  • Inventory of all hardware and software

    Version numbers, serial numbers, warranty information, date purchased, license information, etc.

  • Configuration information for workstations

    Copies of autoexec.bat, net.cfg (for DOS and Windows 3.1x clients) or the registry (for Windows 95/98 and Windows NT/2000).

    Any standard directory structures.

  • Configuration information for server

    In Novell Remote Manager, click Run Config Report link under the Diagnose Server heading in the navigation frame. Click the View Report button. Then print and save the report. This report contains the following:

    • Contents of all .ncf, .bat, .cfg, .bat, abend.logs

    • A file list of the c: directory

    • A file list of the sys:system directory

    • A list of all Set parameters and current settings

    • A list of all the modules currently running on the server

    • A list of LAN driver configurations

    • Storage device configuration information

    • Volume statistics for volume sys: and _admin

    You should also gather the following information:

    • Services provided by each server, such as file and print, databases, etc.

    • General directory structure of each volume.

  • Configuration information for printers

    Map of printer locations, the version of NLM programs, and the dates and versions of print drivers.

  • eDirectory tree structure

    Print out the eDirectory structure from ConsoleOne or iMonitor. Document replicas and partitions.

  • Procedures

    Login processes and backup procedures. Most important, procedures for restoring the system from backups.

  • Backup information

    Rotation schedule of backup media, labeling system, names and phone numbers of backup operators, and locations of backup disks and tapes.
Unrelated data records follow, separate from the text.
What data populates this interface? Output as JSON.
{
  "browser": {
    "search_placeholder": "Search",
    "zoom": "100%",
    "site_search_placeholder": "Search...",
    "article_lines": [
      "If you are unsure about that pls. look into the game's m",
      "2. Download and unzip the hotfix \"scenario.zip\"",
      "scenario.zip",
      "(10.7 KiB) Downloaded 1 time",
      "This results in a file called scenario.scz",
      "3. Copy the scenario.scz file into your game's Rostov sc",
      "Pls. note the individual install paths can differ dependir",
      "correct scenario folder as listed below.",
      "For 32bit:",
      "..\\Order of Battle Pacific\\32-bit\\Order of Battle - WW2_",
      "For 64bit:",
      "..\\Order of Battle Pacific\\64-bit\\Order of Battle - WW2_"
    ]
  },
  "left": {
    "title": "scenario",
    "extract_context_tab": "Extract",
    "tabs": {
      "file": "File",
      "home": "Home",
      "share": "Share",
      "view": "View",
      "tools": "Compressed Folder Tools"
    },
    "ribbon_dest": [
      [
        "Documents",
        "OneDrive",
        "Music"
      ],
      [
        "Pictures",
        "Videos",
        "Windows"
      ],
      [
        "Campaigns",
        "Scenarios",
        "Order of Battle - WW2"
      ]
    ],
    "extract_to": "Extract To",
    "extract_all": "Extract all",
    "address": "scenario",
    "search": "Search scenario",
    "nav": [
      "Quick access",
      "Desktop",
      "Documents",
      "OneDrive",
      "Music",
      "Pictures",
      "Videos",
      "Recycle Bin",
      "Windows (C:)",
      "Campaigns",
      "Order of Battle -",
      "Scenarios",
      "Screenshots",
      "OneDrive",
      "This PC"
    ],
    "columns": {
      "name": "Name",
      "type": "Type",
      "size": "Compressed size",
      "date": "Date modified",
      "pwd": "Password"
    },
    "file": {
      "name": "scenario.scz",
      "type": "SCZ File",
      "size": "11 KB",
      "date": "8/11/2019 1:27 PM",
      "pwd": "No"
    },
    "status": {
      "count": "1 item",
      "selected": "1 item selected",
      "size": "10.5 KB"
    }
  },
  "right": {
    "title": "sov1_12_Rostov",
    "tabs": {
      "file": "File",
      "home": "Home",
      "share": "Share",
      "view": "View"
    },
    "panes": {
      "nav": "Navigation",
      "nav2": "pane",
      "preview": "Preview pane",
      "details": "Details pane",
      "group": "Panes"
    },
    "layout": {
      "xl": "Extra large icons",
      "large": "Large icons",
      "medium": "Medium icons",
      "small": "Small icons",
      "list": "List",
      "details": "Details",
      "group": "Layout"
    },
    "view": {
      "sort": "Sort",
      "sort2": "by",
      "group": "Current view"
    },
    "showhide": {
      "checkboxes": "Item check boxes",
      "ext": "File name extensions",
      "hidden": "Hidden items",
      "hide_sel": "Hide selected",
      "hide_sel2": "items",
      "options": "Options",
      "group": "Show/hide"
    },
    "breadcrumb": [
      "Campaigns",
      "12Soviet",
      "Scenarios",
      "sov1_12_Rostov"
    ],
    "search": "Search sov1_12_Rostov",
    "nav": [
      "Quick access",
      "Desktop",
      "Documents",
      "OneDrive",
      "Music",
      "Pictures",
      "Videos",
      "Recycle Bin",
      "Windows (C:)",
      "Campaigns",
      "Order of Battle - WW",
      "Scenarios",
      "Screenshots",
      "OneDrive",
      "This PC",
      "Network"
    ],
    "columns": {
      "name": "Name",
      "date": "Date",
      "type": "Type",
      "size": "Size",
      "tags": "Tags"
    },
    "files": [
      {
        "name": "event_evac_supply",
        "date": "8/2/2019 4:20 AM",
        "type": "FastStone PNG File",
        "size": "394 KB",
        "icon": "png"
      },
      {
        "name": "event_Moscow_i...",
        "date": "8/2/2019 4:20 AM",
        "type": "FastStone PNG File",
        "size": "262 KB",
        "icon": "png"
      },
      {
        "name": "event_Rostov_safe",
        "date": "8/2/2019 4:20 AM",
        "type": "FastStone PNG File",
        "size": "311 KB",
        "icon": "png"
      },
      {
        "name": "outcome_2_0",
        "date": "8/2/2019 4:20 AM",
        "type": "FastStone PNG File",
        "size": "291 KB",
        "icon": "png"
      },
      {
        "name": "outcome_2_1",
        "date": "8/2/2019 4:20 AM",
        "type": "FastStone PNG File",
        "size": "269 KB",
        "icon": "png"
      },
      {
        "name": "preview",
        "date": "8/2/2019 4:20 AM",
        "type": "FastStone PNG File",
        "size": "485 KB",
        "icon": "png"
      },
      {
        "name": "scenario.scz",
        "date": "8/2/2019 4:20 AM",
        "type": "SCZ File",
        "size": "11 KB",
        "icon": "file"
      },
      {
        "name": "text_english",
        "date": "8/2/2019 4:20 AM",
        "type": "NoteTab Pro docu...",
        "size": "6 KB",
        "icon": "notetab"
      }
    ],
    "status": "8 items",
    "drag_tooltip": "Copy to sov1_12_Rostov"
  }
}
  • User information

    Login scripts and special menus.

  • Software and hardware repairs and service calls

    Repair records and receipts, service calls log, and solutions in case the same problem occurs again.

  • Diagram of network and cable plant

    Locations of servers, workstations, printers, routers, hubs, etc.; name of each element; the kinds of cables and connections.

  • Changes to the system.

    Any updates to the network or its components.